Saved entries
___
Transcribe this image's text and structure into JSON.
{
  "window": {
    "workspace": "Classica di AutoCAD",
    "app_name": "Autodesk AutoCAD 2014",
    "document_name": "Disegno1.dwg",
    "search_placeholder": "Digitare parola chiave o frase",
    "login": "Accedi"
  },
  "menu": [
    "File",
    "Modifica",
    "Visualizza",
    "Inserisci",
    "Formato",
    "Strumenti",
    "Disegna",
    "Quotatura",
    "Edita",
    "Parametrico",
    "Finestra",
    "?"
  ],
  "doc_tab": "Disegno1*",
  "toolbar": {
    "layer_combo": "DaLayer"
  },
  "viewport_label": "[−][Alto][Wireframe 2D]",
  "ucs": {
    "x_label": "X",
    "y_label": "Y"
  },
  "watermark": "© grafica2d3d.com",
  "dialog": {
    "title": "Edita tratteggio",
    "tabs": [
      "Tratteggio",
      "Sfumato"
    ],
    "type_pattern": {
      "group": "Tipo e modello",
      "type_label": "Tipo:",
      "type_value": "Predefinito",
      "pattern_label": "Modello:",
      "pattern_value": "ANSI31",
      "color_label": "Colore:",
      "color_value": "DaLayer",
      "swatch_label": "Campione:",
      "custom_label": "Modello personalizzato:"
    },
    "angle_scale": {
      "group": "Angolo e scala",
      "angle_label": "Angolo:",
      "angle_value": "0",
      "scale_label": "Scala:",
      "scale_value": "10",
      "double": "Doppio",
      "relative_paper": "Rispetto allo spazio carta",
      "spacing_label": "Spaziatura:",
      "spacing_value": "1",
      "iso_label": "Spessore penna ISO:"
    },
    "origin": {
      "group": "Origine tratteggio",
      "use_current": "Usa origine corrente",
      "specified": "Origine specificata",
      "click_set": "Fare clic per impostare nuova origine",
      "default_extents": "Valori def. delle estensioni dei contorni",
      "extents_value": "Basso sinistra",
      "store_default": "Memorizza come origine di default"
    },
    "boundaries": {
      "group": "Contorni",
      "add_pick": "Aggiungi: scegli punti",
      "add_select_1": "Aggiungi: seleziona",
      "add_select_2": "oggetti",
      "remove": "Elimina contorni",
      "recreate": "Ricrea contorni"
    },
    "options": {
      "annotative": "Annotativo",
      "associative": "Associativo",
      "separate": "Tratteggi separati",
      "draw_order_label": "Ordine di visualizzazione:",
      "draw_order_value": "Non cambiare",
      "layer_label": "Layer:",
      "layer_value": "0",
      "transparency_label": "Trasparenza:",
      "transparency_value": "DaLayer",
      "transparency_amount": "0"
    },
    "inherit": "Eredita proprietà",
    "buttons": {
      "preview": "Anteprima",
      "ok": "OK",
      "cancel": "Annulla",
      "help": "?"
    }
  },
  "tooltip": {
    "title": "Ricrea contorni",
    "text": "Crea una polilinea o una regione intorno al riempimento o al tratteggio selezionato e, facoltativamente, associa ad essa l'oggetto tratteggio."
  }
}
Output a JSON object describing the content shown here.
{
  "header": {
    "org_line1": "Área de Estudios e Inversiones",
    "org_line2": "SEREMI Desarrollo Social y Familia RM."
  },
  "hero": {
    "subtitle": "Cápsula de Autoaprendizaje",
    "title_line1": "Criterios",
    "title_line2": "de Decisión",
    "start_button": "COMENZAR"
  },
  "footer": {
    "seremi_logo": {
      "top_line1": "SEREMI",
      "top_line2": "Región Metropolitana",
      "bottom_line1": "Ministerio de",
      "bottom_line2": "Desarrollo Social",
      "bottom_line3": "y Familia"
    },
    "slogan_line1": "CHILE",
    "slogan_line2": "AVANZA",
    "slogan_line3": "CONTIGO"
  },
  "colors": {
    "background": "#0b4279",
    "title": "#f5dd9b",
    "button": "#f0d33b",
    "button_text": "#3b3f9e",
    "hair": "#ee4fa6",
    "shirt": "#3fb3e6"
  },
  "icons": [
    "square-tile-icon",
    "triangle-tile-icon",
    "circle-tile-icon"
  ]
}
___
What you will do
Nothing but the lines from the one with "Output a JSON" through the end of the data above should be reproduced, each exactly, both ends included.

Finished exercise
Output a JSON object describing the content shown here.
{
  "header": {
    "org_line1": "Área de Estudios e Inversiones",
    "org_line2": "SEREMI Desarrollo Social y Familia RM."
  },
  "hero": {
    "subtitle": "Cápsula de Autoaprendizaje",
    "title_line1": "Criterios",
    "title_line2": "de Decisión",
    "start_button": "COMENZAR"
  },
  "footer": {
    "seremi_logo": {
      "top_line1": "SEREMI",
      "top_line2": "Región Metropolitana",
      "bottom_line1": "Ministerio de",
      "bottom_line2": "Desarrollo Social",
      "bottom_line3": "y Familia"
    },
    "slogan_line1": "CHILE",
    "slogan_line2": "AVANZA",
    "slogan_line3": "CONTIGO"
  },
  "colors": {
    "background": "#0b4279",
    "title": "#f5dd9b",
    "button": "#f0d33b",
    "button_text": "#3b3f9e",
    "hair": "#ee4fa6",
    "shirt": "#3fb3e6"
  },
  "icons": [
    "square-tile-icon",
    "triangle-tile-icon",
    "circle-tile-icon"
  ]
}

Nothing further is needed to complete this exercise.